Surging inflation is cutting into the wage increases that workers have received over the last year. Average hourly wages increased 5.7% in January compared to a year ago as employers have been offering higher paychecks to attract workers; however, the high inflation implies that in real terms workers got a pay cut of 1.8%. Only workers in the Leisure and Hospitality sector were able to beat inflation as they received a wage increase of 13%. Wage increases in the Leisure and Hospitality sector can be attributed to extremely low labor supply since the sector dropped almost 50% of its workers during the early onset of the pandemic. As supply shortages continue and spending remains strong, many consumers are feeling the impact with a 7.0% rise in food prices and a 40% hike in gasoline prices over the past one year.
It is expected that inflation for commodities will ease as supply ramps up, but inflation in the shelter component is expected to continue to last longer. ‘Rent of shelter’ comprises almost a third of the CPI basket, indicating its importance in a households’ budget with respect to mortgage and rent payments; this component increased 3.8% over the last year.
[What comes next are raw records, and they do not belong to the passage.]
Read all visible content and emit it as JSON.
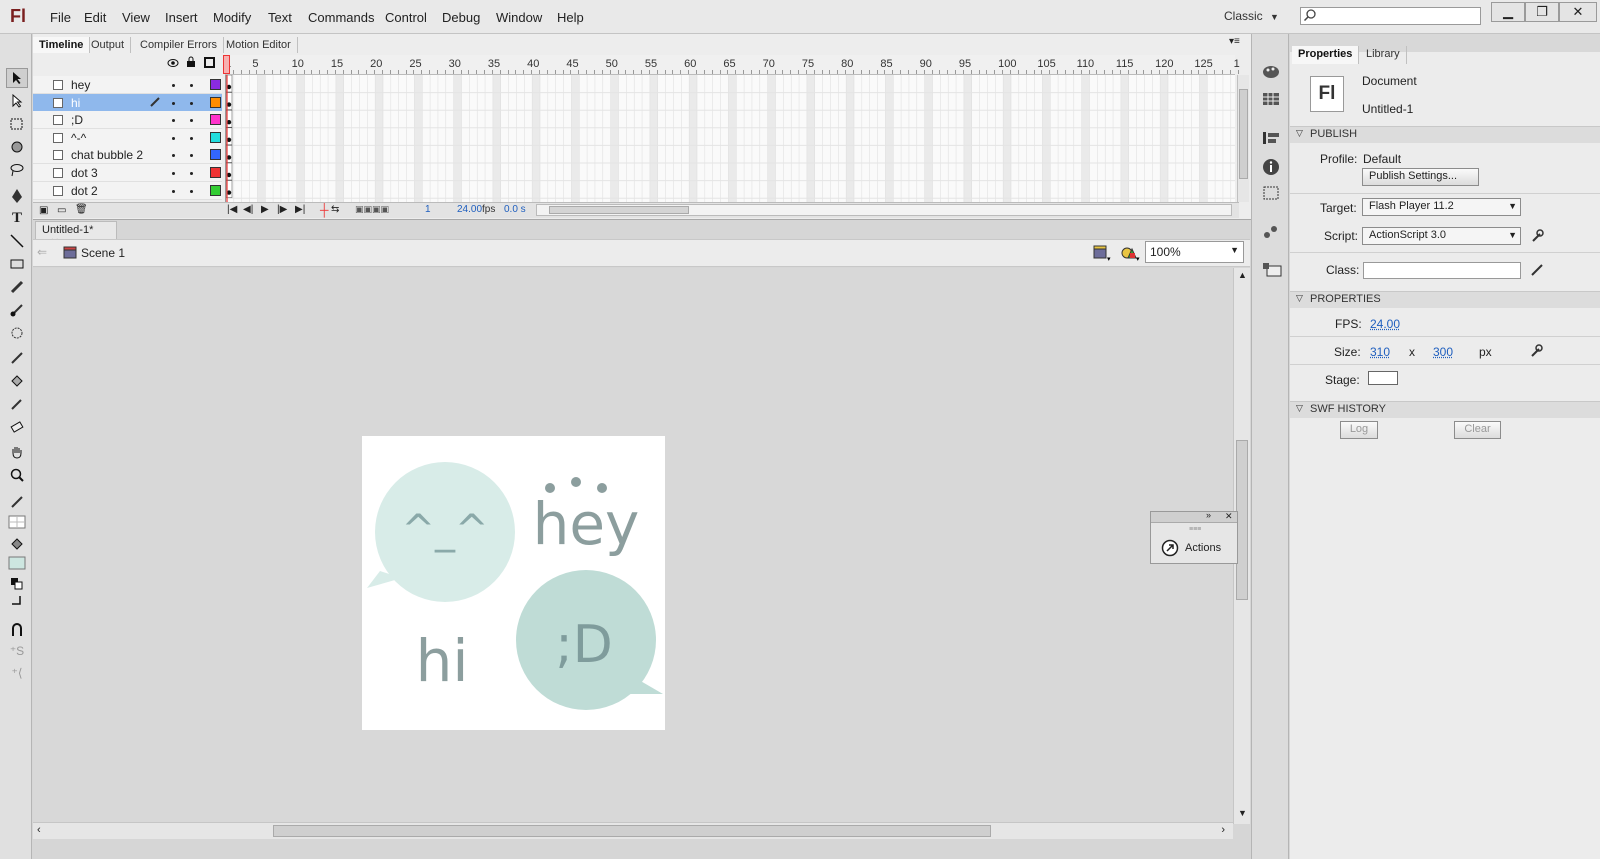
{
  "app": {
    "logo": "Fl"
  },
  "menu": [
    "File",
    "Edit",
    "View",
    "Insert",
    "Modify",
    "Text",
    "Commands",
    "Control",
    "Debug",
    "Window",
    "Help"
  ],
  "workspace": "Classic",
  "search": {
    "placeholder": ""
  },
  "timeline_tabs": [
    "Timeline",
    "Output",
    "Compiler Errors",
    "Motion Editor"
  ],
  "layers": [
    {
      "name": "hey",
      "color": "#8a2be2"
    },
    {
      "name": "hi",
      "color": "#ff8c00",
      "selected": true
    },
    {
      "name": ";D",
      "color": "#ff33cc"
    },
    {
      "name": "^-^",
      "color": "#22dddd"
    },
    {
      "name": "chat bubble 2",
      "color": "#3366ff"
    },
    {
      "name": "dot 3",
      "color": "#ee3333"
    },
    {
      "name": "dot 2",
      "color": "#33cc33"
    }
  ],
  "ruler": [
    "1",
    "5",
    "10",
    "15",
    "20",
    "25",
    "30",
    "35",
    "40",
    "45",
    "50",
    "55",
    "60",
    "65",
    "70",
    "75",
    "80",
    "85",
    "90",
    "95",
    "100",
    "105",
    "110",
    "115",
    "120",
    "125",
    "1"
  ],
  "timeline_status": {
    "frame": "1",
    "fps": "24.00",
    "fps_unit": "fps",
    "time": "0.0 s"
  },
  "document_tab": "Untitled-1*",
  "scene": "Scene 1",
  "zoom": "100%",
  "stage": {
    "bubble1_text": "^_^",
    "hey_text": "hey",
    "hi_text": "hi",
    "bubble2_text": ";D"
  },
  "actions_panel": {
    "label": "Actions"
  },
  "properties": {
    "tabs": [
      "Properties",
      "Library"
    ],
    "doc_type": "Document",
    "doc_name": "Untitled-1",
    "publish_header": "PUBLISH",
    "profile_label": "Profile:",
    "profile_value": "Default",
    "publish_settings_button": "Publish Settings...",
    "target_label": "Target:",
    "target_value": "Flash Player 11.2",
    "script_label": "Script:",
    "script_value": "ActionScript 3.0",
    "class_label": "Class:",
    "class_value": "",
    "properties_header": "PROPERTIES",
    "fps_label": "FPS:",
    "fps_value": "24.00",
    "size_label": "Size:",
    "width": "310",
    "size_x": "x",
    "height": "300",
    "size_unit": "px",
    "stage_label": "Stage:",
    "swf_header": "SWF HISTORY",
    "log_button": "Log",
    "clear_button": "Clear"
  }
}
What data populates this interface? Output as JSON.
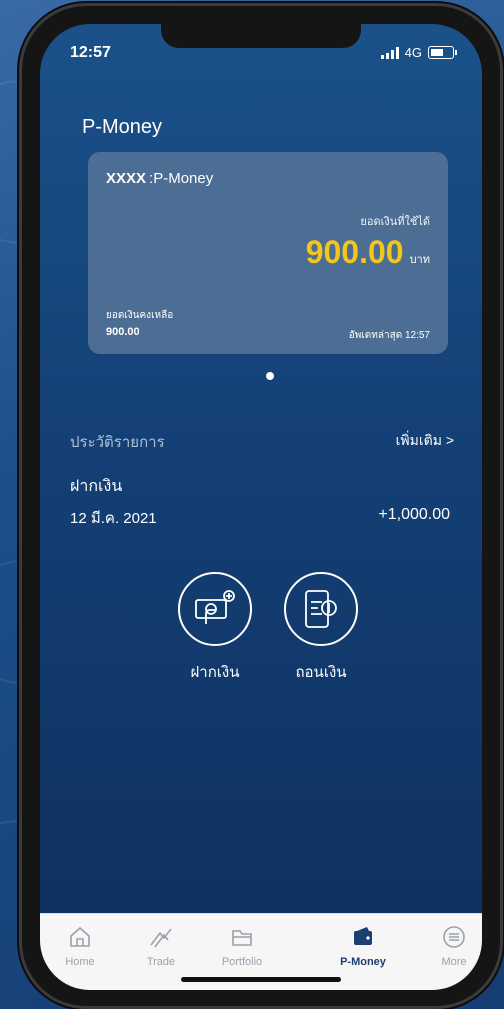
{
  "status": {
    "time": "12:57",
    "network": "4G"
  },
  "page": {
    "title": "P-Money"
  },
  "card": {
    "account_masked": "XXXX",
    "account_name": ":P-Money",
    "available_label": "ยอดเงินที่ใช้ได้",
    "available_amount": "900.00",
    "currency_unit": "บาท",
    "balance_label": "ยอดเงินคงเหลือ",
    "balance_value": "900.00",
    "updated_text": "อัพเดทล่าสุด 12:57"
  },
  "history": {
    "label": "ประวัติรายการ",
    "more": "เพิ่มเติม >",
    "transactions": [
      {
        "type": "ฝากเงิน",
        "date": "12 มี.ค. 2021",
        "amount": "+1,000.00"
      }
    ]
  },
  "actions": [
    {
      "label": "ฝากเงิน",
      "icon": "deposit-icon"
    },
    {
      "label": "ถอนเงิน",
      "icon": "withdraw-icon"
    }
  ],
  "tabs": [
    {
      "label": "Home",
      "icon": "home-icon"
    },
    {
      "label": "Trade",
      "icon": "trade-icon"
    },
    {
      "label": "Portfolio",
      "icon": "portfolio-icon"
    },
    {
      "label": "P-Money",
      "icon": "wallet-icon",
      "active": true
    },
    {
      "label": "More",
      "icon": "menu-icon"
    }
  ],
  "colors": {
    "accent_yellow": "#f5c518",
    "screen_blue": "#144178",
    "card_blue": "#4d6e94",
    "active_tab": "#1b3f73"
  }
}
However, this is much smaller than the rental and house price surges seen across the country; house prices increased 18.5% from Q32020 to Q32021, and rents increased almost 18% in January 2022 from a year earlier. This is because rentals increase for only a subset of the population in any given month, for people who sign new leases or contracts, while it remains unchanged for those who signed a contract in prior months or for those who have bought a home and are paying a steady mortgage.
While average hourly wages increased 5.7%, home prices have been increasing at double-digit rates. But for those who already own homes, they have seen a huge jump in their real estate equity – owners’ equity (households) in real estate in Q3 2021 increased by 19% from a year earlier. In dollar terms this amounted to $4 trillion. Even with current inflation rates, there is a real gain in equity at double-digit rates, which translates to higher household wealth.
This is good news for homeowners, but how will it impact first time home buyers? For those whose purchasing power has been impacted by inflation and face higher down payments with rising house prices, will likely defer their home purchases and continue to rent. However, this is not likely to impact first time home buyers who have managed to save for a down payment and have enough to pay for a mortgage; they will be encouraged to lock into current mortgage rates to avoid paying increasingly higher rents or higher mortgage payments in the future. Even though this will impact housing demand to some extent, overall current demand is much higher than the current inventory of homes. So, home prices will continue to rise, although at a reduced pace than what was observed last year. This aligns with the VeroFORECASTSM data that anticipates home prices will appreciate on average 6.8% for the next twelve months.
Reena Agrawal received her PhD in Economics from Vanderbilt University and MA in Economics from The Ohio State University and has several years of industrial experience in economic research and analysis.